In 2013, a terracotta work by Lucio Fontana, Concetto Spaziale, c. 1960-65, held in a private Belgian collection, was irrecoverably destroyed when it fell. The owner was compensated for the loss by the insurer AXA ART, represented in Belgium by the insurer Jean Verheyen S.A.
However, AXA ART decided to conserve the many fragments of the piece and to entrust them to the art restoration school, La Cambre in Brussels, to carry out a study of the work and to examine the possibilities for its conservation. This collaboration between an insurance company and an art restoration school also served the purpose of promoting the training of young restoration students and entrusting them with the work of a major 20th century artist.
The decision was made to carry out an “archaeological” type of conservation, consisting of a simple assembly of the fragments. The various missing pieces and fractures were left apparent, to draw the attention of museum curators and collectors to the risks of damage to artworks and the means of damage prevention.

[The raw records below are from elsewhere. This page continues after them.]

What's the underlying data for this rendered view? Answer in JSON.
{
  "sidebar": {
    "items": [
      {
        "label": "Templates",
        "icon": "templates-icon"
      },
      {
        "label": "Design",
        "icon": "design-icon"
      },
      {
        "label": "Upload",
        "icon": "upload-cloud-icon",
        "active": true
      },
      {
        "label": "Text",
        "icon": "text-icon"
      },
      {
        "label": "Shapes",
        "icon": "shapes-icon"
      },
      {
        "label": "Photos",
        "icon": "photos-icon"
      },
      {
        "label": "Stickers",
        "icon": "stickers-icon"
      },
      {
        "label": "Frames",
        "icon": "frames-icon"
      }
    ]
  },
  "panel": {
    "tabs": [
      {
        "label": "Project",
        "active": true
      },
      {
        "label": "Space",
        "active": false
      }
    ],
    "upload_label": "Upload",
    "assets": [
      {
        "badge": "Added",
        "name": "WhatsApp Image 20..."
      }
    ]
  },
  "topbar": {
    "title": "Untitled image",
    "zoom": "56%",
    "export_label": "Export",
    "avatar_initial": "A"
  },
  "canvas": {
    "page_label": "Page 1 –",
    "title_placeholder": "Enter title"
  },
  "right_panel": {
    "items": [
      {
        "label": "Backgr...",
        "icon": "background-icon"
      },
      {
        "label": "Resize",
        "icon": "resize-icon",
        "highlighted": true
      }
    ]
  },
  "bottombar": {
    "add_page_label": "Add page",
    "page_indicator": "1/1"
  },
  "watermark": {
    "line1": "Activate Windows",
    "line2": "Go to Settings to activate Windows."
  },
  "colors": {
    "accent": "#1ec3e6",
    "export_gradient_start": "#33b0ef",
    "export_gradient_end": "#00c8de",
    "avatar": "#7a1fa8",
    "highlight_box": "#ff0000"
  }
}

It is important to highlight the meticulous work of the restorer Sophie Genin, who dusted off and cleaned each fragment, some of which were smaller than a grain of rice, and who assembled over one hundred fragments.
As insurers, AXA ART and Jean Verheyen S.A. strive to go beyond their roles related to compensation for financial loss by always keeping in mind the emotional and cultural value of works of art and collections. AXA ART conferred on Jean Verheyen S.A. the high quality of underwriting for its Belgian portfolio because Verheyen’s family-based and personalized approach has been recognized through its advice and expertise for over a century. The two companies are involved in risk prevention and research and they are committed to the preservation and protection of artistic heritage.